Sadly, it wasn’t all roses for last week’s Kansas relists. Carr v. Kansas, 14-6810 — the cross-petition to Carr (14-450), asking whether a jury view is a critical stage of a criminal prosecution requiring the presence of the defendant and the assistance of counsel — was denied on Monday after one relist and a pair of reschedules. As for the other Carr v. Kansas, 14-7327 — the cross-petition to Carr (14-449), asking whether the retroactive elimination of felony murder as a lesser-included offense of capital murder violates the Ex Post Facto Clause and the Eighth Amendment — it was likewise denied this week after a solitary relist. Happily, the resolution of this gnarl of Kansas relists keeps me from having to keep them all straight. And three outta five ain’t bad.
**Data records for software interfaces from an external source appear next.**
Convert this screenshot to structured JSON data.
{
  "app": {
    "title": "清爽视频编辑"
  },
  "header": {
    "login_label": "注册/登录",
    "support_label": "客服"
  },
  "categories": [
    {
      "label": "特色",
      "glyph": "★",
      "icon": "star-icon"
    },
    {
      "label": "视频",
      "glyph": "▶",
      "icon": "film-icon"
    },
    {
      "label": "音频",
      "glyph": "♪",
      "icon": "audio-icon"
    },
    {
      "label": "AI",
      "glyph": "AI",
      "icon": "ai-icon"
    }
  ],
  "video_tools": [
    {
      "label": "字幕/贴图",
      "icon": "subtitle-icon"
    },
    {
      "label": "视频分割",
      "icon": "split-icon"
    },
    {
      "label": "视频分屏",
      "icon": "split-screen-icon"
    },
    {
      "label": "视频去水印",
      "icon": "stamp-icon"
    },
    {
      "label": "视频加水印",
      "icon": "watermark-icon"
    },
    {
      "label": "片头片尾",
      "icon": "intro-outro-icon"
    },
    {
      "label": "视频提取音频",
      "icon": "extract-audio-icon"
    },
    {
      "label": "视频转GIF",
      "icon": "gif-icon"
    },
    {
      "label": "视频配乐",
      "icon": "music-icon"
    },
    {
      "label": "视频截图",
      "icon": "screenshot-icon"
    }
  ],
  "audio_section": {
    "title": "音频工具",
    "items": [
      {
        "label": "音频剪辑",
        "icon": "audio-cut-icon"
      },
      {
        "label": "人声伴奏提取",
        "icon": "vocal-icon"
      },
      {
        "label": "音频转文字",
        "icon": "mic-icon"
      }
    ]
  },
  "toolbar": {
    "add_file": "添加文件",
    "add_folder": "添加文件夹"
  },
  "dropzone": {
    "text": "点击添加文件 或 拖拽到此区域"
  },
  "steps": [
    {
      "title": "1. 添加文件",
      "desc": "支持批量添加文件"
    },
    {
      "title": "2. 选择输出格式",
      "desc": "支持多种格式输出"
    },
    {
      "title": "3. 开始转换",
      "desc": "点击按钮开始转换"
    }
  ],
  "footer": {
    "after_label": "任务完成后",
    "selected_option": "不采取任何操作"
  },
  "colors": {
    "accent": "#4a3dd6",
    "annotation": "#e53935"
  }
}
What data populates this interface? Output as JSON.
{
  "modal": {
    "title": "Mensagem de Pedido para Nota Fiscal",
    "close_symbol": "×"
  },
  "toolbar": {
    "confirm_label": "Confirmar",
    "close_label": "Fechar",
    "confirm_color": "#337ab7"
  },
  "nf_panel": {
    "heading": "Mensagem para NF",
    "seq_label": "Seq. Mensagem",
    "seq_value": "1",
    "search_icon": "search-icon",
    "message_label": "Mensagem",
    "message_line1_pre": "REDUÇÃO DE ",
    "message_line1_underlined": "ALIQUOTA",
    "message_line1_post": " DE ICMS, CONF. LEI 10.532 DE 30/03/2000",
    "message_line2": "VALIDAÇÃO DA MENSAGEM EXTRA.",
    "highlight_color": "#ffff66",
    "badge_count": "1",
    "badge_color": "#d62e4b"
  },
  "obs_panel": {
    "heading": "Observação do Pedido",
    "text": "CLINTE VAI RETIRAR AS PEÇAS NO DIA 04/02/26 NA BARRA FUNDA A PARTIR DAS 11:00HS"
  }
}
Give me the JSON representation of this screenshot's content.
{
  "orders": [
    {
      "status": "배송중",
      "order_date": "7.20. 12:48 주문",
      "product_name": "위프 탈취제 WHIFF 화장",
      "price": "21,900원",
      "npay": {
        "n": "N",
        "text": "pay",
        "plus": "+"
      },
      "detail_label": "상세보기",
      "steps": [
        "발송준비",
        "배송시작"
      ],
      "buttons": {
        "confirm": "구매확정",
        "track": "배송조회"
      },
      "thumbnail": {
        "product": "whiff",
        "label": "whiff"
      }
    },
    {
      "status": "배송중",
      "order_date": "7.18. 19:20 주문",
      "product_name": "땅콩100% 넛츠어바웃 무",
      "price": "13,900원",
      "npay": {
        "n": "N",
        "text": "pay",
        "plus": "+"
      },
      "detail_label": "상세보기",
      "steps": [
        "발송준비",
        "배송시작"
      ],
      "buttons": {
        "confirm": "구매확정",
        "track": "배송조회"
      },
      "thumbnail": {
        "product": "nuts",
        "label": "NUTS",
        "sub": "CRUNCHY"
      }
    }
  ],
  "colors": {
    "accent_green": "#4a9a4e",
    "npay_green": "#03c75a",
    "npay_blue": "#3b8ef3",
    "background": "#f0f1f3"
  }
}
Two more of last week’s relists bought the farm on Monday. You’d think four relists would get you something — a dissent from denial, a set of jelly jars, something’. But the Court denied Bronx Household of Faith v. Board of Education of the City of New York, 14-354, in which the petitioner pressed a First Amendment challenge to the Board’s policy excluding groups engaging in religious worship from using public school buildings after hours. It was likewise curtains for Nelson v. Wisconsin, 14-555, (two relists), which sought an answer to whether a trial court’s complete denial of a criminal defendant’s constitutional right to testify is amenable to harmless-error analysis.
The Court’s long-overdue spring cleaning reset the Court’s relist docket, leaving us with no repeat relists this week. In the new relist hopper, we’ve got one lonesome entry. The petitioner in Larkin v. Florida, 14-7884, was indicted for, and convicted of, bludgeoning his septuagenarian parents to death in their Amelia Island home in 2009. After a public defender was initially appointed, the petitioner sought to represent himself — which the court allowed, reappointing the public defender as “stand-by counsel.” Two days after the jury returned with a guilty verdict, stand-by counsel notified the court that the petitioner appeared to suffer from a delusional disorder and was incompetent to proceed with the trial’s penalty phase. The court ultimately ordered three mental health evaluations of the petitioner, undertaken by three different doctors, one of whom found the petitioner incompetent, and the other two coming to the opposite conclusion. Throughout the competency proceedings, the petitioner continued to act as his own attorney. Based on the two latter competency reports, the court found petitioner competent to proceed to the trial’s penalty phase where the jury unanimously sentenced him to death. On cert., the petitioner asks whether the Florida Supreme Court violated clearly established law by allowing a trial court that has expressly found reasonable doubt regarding the defendant’s competency to allow the defendant to represent himself at his own competency hearing.
That’s it from us. We’ll be back next week to report on the orders from the Court’s Good Friday Conference. Until then, here’s a little scratch for you spring chickens.
Thanks to Ralph Mayrell and Conor McEvily for compiling and drafting this update.
[page]14-7884[/page] (relisted after the March 27 Conference)